Drumlanrig Castle is not strictly a castle at all, as it was built in the late 17th century as a palatial mansion with no defensive purpose.
However it does incorporate parts of an older castle. By 1356 the property was owned by the Thomas, the Earl of Mar. Tradition states that there were two castles on the site prior to the present building, so it’s likely that the first of them dates from the 14th century.
The earliest mention of a castle in documents is 1492, which may possibly be the second castle.

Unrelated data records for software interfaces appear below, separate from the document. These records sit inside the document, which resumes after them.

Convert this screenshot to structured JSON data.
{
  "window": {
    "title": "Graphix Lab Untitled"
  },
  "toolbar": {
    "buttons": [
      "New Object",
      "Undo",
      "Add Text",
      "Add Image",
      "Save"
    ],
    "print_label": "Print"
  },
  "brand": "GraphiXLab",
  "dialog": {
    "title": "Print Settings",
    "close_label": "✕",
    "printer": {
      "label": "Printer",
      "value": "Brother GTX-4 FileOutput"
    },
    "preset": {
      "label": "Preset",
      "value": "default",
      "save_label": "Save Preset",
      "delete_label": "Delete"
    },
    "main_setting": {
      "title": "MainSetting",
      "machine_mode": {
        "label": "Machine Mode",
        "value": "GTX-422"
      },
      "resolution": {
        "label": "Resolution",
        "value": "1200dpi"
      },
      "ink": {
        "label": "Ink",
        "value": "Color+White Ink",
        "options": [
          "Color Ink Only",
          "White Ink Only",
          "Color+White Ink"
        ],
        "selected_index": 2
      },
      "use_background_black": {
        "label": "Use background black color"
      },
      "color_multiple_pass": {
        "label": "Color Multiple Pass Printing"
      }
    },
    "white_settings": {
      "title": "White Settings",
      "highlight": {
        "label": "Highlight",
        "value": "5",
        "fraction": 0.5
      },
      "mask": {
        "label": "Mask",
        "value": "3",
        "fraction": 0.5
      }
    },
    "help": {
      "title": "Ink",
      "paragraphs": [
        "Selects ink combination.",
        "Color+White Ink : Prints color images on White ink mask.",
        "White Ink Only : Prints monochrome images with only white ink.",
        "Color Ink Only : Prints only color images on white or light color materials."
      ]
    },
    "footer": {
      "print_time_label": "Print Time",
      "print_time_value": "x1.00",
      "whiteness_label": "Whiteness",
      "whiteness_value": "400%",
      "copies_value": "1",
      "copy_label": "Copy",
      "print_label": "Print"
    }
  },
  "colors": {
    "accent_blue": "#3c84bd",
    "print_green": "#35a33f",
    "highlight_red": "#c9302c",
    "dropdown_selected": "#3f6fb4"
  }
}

Thomas died without an heir in 1374 and the Barony of Drumlanrig passed to his sister Margaret, who was married to William Douglas, the 1st Earl of Douglas, and so the estate passed into the Douglas family. William Douglas’ grandson, also William Douglas, was made the 1st Baron Drumlanrig some time before his death in 1427. The title of Viscount Drumlanrig was created in 1628 for another William Douglas, the 9th Baron Drumlanrig, and 1st Earl of Queensberry.
The present Drumlanrig Castle was built by yet another William Douglas, the 3rd Earl of Queensberry, between 1679 and 1691 in the Renaissance style, using local pink sandstone. The architects are thought to have been James Smith and Robert Mylne.
Built on a square plan with an open courtyard at the centre. At each corner of the courtyard are round stair towers. On the outside of the house are massive square towers at each corner. The front of the building features a magnificent sweeping double staircase in stone.
In the basement of the south east tower is part of one of the earlier castles, with vaulted ceilings and part of an old kitchen. The remains of gun-loops can be seen on the east wall, and these are thought to date to the 16th century.
The south east and north east towers, and the wing connecting them, have noticeably thicker walls than the rest of the castle, and they are at a slightly irregular angle whereas the other three wings are perfectly perpendicular to one another.
This suggests that the eastern portion of the castle incorporates a significant part of an older castle within its fabric. There are also three iron yetts (grille doors) within the castle, each mounted in doorways with massively thick walls, again suggesting an older origin.
In the 18th century the Drumlanrig estate suffered at the hands of yet another William Douglas, the 4th Duke of Queensberry. The 4th Duke cut down much of the estate’s woodland in order to fund his lavish London lifestyle (he was a member of the Hellfire Club), and in so doing incurred the wrath of Robert Burns amongst others. The castle was neglected and fell into disrepair.
Upon the death of the 4th Duke in 1810, with no legitimate heir, Drumlanrig Castle and the Dukedom of Queensberry passed to his second cousin once removed Henry Montagu Scott, the 3rd Duke of Buccleuch. The Duke of Buccleuch’s grandmother Lady Jane Douglas was the first cousin once removed of the 4th Duke of Queensberry. In recognition of his new title and estate, the Duke of Buccleuch added the Douglas name to his own, forming the now famous Montagu Douglas Scott surname.
In 1827 the 3rd Duke of Buccleuch’s grandson, William Montagu Douglas Scott, the 5th Duke of Buccleuch and 7th Duke of Queensberry, restored Drumlanrig Castle, and it has remained in the hands of the Dukes of Buccleuch ever since.